  • In line 7 we are executing the function. You can execute the function as many times as you need.

If you run the script, it will print hello, world.

Variables Scope

Global variables are variables that can be accessed from anywhere in the script regardless of the scope. In Bash, all variables by default are defined as global, even if declared inside the function.

Local variables can be declared within the function body with the local keyword and can be used only inside that function. You can have local variables with the same name in different functions.

To better illustrate how variables scope works in Bash, let’s consider this example:

~/variables_scope.sh
#!/bin/bash

var1='A'
var2='B'

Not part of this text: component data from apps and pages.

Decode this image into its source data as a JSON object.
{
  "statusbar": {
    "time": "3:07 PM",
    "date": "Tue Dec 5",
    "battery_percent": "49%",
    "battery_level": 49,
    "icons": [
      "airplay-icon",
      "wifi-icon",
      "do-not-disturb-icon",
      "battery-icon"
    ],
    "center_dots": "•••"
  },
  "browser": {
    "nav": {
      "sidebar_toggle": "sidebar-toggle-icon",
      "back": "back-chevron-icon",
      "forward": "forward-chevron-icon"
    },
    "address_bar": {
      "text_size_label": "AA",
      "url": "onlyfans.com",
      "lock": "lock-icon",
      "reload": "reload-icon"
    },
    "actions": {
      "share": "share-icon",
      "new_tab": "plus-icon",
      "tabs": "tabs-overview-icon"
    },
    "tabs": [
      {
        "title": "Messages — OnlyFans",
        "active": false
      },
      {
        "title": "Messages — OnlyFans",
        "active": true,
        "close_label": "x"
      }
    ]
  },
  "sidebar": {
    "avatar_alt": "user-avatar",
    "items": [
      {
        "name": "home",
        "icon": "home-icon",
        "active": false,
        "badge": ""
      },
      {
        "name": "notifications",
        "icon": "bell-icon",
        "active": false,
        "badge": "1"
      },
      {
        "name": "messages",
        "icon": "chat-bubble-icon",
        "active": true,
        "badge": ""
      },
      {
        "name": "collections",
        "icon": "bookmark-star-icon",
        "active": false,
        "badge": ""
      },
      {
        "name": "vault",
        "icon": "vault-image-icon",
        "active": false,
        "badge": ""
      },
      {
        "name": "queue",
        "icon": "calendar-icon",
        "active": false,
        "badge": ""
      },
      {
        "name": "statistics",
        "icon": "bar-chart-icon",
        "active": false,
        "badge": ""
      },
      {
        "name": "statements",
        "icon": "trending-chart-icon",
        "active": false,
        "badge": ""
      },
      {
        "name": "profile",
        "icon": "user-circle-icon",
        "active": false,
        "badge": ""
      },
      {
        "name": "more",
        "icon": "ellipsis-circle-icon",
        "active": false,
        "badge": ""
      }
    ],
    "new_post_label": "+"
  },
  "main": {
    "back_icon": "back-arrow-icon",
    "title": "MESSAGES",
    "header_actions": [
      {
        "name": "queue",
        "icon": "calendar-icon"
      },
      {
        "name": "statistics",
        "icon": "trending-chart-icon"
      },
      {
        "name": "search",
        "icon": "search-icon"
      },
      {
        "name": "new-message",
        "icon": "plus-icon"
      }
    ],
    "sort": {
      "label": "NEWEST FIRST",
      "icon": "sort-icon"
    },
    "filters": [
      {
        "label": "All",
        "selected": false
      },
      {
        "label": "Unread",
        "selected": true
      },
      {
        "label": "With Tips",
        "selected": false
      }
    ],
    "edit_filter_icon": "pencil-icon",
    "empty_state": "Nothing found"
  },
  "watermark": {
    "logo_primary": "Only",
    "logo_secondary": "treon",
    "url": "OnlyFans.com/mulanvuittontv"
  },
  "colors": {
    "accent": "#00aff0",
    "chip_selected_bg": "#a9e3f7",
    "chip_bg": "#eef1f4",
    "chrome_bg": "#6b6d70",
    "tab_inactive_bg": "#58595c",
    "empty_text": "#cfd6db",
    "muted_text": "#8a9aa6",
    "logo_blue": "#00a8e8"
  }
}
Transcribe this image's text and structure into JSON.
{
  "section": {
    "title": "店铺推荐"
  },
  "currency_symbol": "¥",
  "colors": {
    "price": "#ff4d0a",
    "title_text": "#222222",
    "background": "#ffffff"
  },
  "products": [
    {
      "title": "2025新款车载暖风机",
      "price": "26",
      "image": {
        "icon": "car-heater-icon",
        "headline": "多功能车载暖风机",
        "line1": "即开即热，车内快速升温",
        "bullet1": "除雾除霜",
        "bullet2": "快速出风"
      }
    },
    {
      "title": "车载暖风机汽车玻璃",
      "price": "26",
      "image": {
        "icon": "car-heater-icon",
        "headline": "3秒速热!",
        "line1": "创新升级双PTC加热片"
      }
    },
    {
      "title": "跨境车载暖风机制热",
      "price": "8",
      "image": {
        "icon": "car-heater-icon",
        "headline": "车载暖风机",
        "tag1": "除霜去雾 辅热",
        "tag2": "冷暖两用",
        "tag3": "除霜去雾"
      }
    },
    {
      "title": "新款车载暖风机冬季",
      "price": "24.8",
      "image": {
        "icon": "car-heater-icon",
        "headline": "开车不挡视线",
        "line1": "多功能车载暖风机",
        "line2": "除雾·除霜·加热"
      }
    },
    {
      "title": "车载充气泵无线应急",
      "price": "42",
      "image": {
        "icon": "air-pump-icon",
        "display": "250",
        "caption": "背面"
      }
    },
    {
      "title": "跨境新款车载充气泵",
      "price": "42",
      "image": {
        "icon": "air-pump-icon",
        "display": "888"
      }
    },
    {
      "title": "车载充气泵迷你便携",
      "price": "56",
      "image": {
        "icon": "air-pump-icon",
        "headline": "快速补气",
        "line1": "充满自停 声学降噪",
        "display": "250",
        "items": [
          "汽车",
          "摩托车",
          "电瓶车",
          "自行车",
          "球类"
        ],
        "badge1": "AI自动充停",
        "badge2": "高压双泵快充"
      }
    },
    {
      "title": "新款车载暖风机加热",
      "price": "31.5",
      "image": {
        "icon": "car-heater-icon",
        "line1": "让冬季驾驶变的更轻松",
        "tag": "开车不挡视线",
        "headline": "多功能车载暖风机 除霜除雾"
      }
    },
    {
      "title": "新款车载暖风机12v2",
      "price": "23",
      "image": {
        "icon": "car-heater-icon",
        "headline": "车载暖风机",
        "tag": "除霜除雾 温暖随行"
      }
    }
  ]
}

my_function () {
  local var1='C'
  var2='D'
  echo "Inside function: var1: $var1, var2: $var2"
}

echo "Before executing function: var1: $var1, var2: $var2"

my_function

echo "After executing function: var1: $var1, var2: $var2"

The script starts by defining two global variables var1 and var2. Then there is an function that sets a local variable var1 and modifies the global variable var2.

If you run the script, you should see the following output:

Before executing function: var1: A, var2: B
Inside function: var1: C, var2: D
After executing function: var1: A, var2: D

From the output above, we can conclude that:

  • When a local variable is set inside the function body with the same name as an existing global variable, it will have precedence over the global variable.
  • Global variables can be changed from within the function.

Return Values

Unlike functions in “real” programming languages, Bash functions don’t allow you to return a value when called. When a bash function completes, its return value is the status of the last statement executed in the function, 0 for success and non-zero decimal number in the 1 - 255 range for failure.

The return status can be specified by using the return keyword, and it is assigned to the variable $?. The return statement terminates the function. You can think of it as the function’s exit status .

~/return_values.sh
#!/bin/bash

my_function () {
  echo "some result"
  return 55
}

my_function
echo $?
some result
55

To actually return an arbitrary value from a function, we need to use other methods. The simplest option is to assign the result of the function to a global variable:

~/return_values.sh
#!/bin/bash

my_function () {
  func_result="some result"
}

my_function
echo $func_result
some result

Another, better option to return a value from a function is to send the value to stdout using echo or printf like shown below:

~/return_values.sh
#!/bin/bash

my_function () {
  local func_result="some result"
  echo "$func_result"
}

func_result="$(my_function)"
echo $func_result
some result

Instead of simply executing the function which will print the message to stdout, we are assigning the function output to the func_result variable using the $() command substitution. The variable can later be used as needed.

Passing Arguments to Bash Functions

To pass any number of arguments to the bash function simply put them right after the function’s name, separated by a space. It is a good practice to double-quote the arguments to avoid the misparsing of an argument with spaces in it.

  • The passed parameters are $1, $2, $3$n, corresponding to the position of the parameter after the function’s name.
  • The $0 variable is reserved for the function’s name.
  • The $# variable holds the number of positional parameters/arguments passed to the function.
  • The $* and $@ variables hold all positional parameters/arguments passed to the function.
    • When double-quoted, "$*" expands to a single string separated by space (the first character of IFS) - "$1 $2 $n".
    • When double-quoted, "$@" expands to separate strings - "$1" "$2" "$n".
    • When not double-quoted, $* and $@ are the same.

Here is an example:

~/passing_arguments.sh
#!/bin/bash

greeting () {
  echo "Hello $1"
}

greeting "Joe"
Hello Joe

Conclusion

A Bash function is a block of reusable code designed to perform a particular operation. Once defined, the function can be called multiple times within a script.

You may also want to read about how to use a Bash function to create a memorable shortcut command for a longer command.

If you have any questions or feedback, feel free to leave a comment.